The Welsh Government has launched a consultation on the proposed amendments to the Adoption Agencies (Wales) Regulations 2005 and the Care Planning, Placement and Case Review (Wales) Regulations 2015....
The Legal Services Commission (LSC) has launched a four-week consultation on the Family Specification for work taking place from 1 October 2010, which includes an option to add collaborative law to the range of work open to family legal aid practitioners.
It follows last week's publication by the LSC of the Family Fees from 2010 consultation response, which set out the payment schemes that will apply for solicitors and barristers carrying out family legal aid work from October 2010. The new four-week consultation on the Family Specification sets out how the family fees will be brought into effect.
Collaborative law is a process in which a divorcing couple and their lawyers agree not to go to court, but instead to work as a team to find solutions aimed at benefiting both parties and enabling them to move forward, thereby avoiding the potential acrimony and upheaval of a court case. It has previously been available to private paying couples for over five years, but not for those eligible for legal aid.
Family law association Resolution, which has championed the extension of collaborative law to families who qualify for legal aid, has welcomed the proposal.
David Emmerson, Chair of the organisation's Legal Aid Committee, commented, "We are delighted that the Government has seen fit to allow separating families eligible for legal aid to use collaborative law.
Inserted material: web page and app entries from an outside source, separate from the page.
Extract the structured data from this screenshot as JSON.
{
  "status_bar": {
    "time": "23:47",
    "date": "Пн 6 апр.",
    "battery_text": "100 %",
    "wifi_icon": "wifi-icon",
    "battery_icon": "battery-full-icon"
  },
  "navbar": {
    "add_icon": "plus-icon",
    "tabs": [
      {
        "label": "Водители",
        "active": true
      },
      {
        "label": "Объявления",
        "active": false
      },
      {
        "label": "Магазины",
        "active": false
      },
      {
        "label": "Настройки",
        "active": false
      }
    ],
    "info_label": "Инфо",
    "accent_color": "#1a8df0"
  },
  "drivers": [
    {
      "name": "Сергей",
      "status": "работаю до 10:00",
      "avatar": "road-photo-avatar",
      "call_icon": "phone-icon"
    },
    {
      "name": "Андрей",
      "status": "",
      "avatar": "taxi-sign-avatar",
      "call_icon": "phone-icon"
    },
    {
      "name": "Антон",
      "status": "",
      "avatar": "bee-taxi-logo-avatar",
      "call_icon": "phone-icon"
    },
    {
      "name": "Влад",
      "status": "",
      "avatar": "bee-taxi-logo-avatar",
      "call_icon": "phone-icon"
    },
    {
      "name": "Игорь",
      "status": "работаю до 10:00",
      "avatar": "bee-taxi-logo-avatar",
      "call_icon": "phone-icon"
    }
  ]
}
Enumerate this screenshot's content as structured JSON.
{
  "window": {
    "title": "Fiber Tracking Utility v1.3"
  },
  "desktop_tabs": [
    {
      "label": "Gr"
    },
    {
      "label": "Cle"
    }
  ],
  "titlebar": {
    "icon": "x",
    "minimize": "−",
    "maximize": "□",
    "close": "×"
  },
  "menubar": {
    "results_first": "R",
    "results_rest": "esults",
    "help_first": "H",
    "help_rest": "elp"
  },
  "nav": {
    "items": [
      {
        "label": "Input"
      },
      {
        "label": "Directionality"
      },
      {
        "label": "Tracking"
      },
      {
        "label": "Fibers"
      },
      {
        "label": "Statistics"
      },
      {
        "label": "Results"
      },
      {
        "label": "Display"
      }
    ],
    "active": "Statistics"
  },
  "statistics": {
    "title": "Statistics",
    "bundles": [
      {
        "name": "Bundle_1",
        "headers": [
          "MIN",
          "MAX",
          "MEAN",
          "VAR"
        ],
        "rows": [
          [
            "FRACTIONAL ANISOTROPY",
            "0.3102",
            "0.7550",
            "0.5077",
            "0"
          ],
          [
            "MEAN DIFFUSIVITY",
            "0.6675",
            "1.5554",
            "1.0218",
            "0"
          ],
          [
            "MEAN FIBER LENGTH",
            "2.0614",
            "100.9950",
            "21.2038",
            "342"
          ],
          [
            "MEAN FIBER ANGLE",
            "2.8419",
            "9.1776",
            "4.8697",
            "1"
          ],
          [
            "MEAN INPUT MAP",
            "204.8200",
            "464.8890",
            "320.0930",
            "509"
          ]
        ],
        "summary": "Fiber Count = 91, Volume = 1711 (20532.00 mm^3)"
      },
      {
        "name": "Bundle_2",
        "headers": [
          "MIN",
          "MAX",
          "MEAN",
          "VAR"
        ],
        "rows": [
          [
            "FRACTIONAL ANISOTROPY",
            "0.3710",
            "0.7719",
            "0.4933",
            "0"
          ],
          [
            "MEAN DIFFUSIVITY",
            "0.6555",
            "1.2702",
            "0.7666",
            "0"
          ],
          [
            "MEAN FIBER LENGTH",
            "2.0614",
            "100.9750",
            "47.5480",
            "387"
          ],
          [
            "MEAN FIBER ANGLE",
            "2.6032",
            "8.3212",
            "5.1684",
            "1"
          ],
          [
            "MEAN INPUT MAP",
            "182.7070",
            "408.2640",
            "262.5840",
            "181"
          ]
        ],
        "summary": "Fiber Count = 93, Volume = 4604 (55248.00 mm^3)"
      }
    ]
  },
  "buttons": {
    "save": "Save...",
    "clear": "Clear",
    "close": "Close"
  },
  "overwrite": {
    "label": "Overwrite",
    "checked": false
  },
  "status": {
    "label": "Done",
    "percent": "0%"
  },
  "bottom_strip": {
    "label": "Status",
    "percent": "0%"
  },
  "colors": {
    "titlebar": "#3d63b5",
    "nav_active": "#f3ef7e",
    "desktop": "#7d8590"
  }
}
"This will give all families access to the same range of options when faced with divorce and means that more couples will able to avoid the acrimony of a full blown court case - which in turn will help reduce the number of cases taking up expensive court time and will avoid stressful court delays."
Minister for Legal Aid Lord Bach added, "The breakdown of a family is an extremely distressing time for all involved, particularly children, which is why I am determined that courts should be the last resort. Sadly that is currently not the case, with only one in five legal aid clients experiencing a family dispute opting for the benefits that mediation can bring.
"A collaborative family law approach allows separating couples and their lawyers to sit down together to reach an agreement face to face in a much quicker, less traumatic process, that can provide a more satisfactory conclusion for all involved."